§ **SUPPLIED RECORDS**:
+===+
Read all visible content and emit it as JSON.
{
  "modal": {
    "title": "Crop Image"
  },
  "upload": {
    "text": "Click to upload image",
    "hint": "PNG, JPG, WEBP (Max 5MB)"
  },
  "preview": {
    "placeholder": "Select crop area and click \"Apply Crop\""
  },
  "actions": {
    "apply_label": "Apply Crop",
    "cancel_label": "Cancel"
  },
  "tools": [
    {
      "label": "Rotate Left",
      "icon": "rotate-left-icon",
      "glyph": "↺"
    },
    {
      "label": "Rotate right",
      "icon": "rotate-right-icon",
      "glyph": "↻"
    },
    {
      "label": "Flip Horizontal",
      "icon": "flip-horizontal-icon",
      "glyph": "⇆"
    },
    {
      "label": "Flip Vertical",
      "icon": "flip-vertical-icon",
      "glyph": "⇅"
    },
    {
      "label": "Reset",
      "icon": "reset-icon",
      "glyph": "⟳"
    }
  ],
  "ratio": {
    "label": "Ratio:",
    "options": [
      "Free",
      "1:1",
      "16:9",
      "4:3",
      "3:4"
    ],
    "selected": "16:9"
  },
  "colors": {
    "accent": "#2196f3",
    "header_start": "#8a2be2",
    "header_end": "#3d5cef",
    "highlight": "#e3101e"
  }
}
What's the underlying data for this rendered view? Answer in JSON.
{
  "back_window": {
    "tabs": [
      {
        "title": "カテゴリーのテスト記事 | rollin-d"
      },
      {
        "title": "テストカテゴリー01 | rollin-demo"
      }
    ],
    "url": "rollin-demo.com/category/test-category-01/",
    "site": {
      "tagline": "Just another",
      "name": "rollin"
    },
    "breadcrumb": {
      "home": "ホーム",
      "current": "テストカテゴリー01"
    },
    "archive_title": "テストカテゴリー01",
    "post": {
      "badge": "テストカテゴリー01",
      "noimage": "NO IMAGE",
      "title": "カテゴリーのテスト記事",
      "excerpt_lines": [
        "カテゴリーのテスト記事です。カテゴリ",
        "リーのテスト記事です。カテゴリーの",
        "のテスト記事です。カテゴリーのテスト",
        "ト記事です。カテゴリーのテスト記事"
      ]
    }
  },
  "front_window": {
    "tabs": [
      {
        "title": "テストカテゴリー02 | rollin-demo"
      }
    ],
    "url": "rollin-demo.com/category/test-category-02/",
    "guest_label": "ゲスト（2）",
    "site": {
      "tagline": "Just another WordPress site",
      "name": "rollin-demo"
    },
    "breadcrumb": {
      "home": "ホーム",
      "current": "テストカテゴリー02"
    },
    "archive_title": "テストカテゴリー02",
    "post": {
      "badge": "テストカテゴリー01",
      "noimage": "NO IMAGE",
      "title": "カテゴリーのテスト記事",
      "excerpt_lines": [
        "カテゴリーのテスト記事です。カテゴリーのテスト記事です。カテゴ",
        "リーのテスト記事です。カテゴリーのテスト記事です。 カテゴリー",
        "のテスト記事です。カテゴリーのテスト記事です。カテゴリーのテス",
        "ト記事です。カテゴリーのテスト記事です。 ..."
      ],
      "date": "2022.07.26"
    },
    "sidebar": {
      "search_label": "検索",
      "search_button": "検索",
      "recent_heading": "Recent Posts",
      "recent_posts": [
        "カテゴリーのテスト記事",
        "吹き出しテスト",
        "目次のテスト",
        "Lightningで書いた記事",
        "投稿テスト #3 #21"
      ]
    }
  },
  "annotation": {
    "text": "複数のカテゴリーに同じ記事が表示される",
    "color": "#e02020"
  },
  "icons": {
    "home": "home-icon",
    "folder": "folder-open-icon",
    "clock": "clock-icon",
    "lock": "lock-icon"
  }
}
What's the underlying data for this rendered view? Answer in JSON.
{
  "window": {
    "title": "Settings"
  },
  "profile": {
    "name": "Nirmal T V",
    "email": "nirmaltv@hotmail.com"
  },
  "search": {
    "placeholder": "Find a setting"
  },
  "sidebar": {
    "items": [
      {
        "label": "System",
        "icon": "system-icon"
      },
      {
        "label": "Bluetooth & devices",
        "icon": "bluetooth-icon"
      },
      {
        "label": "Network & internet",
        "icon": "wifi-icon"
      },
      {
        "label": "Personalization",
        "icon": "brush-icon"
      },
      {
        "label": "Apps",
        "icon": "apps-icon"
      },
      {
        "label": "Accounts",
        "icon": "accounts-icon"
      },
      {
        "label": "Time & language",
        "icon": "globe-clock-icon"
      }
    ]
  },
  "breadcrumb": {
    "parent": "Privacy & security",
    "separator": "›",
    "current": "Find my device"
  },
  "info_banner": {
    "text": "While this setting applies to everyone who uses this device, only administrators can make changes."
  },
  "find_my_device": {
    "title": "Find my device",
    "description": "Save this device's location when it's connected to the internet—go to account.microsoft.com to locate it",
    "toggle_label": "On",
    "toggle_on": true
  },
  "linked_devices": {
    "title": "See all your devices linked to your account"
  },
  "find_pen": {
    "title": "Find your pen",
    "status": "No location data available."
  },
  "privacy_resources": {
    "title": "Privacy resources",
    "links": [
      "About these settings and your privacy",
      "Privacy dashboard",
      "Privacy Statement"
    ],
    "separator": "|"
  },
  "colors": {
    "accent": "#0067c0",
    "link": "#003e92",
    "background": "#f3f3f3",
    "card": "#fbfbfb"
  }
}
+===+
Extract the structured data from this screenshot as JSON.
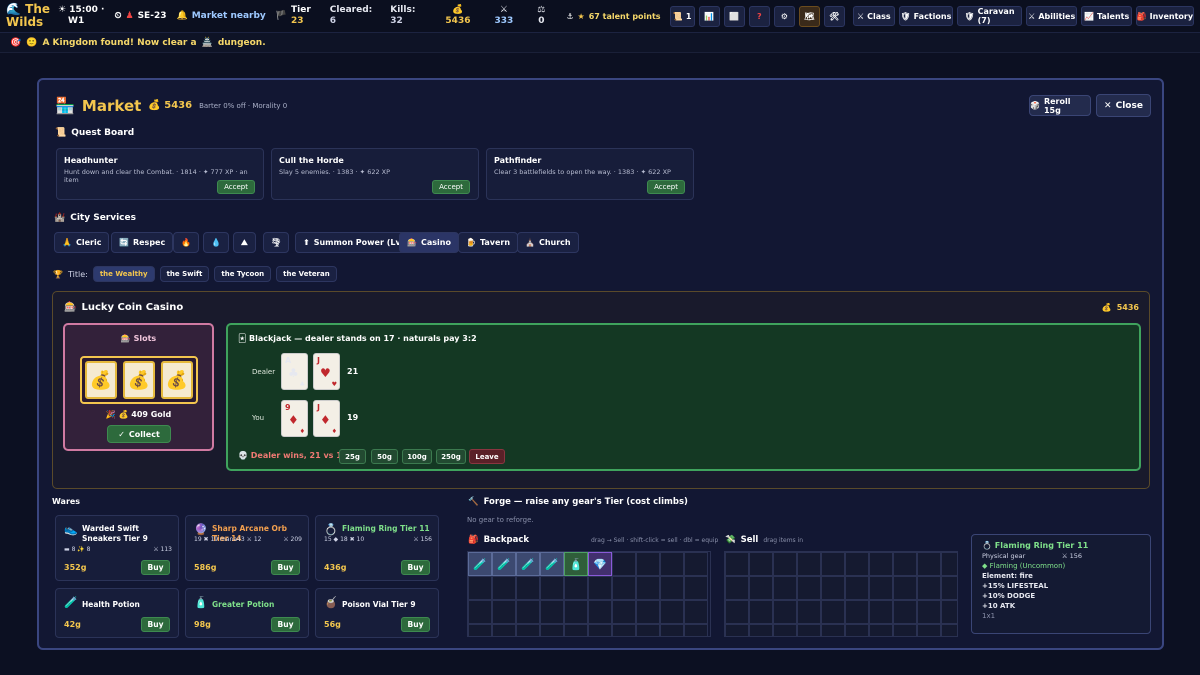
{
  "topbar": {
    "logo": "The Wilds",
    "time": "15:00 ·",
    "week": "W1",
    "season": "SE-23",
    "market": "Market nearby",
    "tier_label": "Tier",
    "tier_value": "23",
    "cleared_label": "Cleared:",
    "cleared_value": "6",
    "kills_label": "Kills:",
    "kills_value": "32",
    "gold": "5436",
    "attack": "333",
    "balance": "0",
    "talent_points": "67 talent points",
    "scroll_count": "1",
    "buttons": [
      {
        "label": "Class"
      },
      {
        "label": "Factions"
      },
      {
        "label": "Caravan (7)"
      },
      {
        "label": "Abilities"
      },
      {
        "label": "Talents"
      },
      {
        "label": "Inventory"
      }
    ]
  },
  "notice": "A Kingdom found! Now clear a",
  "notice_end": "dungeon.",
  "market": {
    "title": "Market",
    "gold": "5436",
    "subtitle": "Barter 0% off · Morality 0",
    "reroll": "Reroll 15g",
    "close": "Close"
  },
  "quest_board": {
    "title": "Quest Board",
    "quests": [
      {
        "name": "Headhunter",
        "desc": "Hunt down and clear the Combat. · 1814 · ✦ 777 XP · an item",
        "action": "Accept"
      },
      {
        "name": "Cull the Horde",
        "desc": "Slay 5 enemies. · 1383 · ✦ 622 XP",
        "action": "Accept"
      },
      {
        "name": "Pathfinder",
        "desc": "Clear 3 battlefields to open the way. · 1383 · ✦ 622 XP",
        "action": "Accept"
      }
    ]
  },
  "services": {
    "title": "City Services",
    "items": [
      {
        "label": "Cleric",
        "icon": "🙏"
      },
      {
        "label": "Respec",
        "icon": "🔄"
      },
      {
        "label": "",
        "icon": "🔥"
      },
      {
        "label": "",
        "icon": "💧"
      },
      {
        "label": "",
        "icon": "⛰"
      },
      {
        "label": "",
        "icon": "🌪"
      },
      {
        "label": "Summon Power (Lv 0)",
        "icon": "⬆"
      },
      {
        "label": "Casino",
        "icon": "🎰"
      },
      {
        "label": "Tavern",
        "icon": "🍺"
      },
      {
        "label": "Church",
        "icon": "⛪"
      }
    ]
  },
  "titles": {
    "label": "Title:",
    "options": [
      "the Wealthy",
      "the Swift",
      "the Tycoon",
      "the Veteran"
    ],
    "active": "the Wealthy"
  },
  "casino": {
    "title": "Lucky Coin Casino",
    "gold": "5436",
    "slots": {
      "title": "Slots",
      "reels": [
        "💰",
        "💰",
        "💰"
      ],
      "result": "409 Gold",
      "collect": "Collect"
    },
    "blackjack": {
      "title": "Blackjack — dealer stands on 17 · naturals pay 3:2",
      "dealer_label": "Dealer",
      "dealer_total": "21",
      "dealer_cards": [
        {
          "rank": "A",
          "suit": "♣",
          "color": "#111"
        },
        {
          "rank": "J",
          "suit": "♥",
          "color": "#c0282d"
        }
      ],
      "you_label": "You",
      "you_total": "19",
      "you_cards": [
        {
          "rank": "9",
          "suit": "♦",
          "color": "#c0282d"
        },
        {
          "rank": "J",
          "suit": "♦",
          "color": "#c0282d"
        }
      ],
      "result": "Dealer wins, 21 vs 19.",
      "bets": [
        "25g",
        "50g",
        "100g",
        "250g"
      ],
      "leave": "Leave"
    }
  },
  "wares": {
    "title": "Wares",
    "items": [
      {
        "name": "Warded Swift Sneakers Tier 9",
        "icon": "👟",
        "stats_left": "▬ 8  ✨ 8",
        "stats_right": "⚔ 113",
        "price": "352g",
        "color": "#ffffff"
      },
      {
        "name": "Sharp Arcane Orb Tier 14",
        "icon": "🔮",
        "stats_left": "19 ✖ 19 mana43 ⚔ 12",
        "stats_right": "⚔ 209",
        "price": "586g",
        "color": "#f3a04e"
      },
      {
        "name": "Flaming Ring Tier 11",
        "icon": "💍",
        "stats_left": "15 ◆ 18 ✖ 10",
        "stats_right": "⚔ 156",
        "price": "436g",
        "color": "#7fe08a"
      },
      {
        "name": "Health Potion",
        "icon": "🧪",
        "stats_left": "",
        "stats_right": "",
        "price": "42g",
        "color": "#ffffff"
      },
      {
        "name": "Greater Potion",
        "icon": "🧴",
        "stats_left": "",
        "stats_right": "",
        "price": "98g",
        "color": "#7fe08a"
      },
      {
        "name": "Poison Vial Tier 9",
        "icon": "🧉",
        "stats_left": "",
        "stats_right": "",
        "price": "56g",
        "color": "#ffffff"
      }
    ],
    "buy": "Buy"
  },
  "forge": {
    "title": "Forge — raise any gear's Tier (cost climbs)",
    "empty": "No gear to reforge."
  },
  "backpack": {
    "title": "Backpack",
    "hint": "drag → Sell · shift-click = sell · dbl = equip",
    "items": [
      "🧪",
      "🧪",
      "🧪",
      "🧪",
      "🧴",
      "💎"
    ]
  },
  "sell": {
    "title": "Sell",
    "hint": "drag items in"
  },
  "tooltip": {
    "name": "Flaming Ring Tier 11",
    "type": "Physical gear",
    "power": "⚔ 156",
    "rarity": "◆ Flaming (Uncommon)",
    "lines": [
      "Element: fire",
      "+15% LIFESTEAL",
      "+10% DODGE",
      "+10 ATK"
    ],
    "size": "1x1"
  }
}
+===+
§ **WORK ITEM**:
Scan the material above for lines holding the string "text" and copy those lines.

§ **SOLUTION FOR THIS PROBLEM**:
    "text": "Click to upload image",
    "text": "複数のカテゴリーに同じ記事が表示される",
    "text": "While this setting applies to everyone who uses this device, only administrators can make changes."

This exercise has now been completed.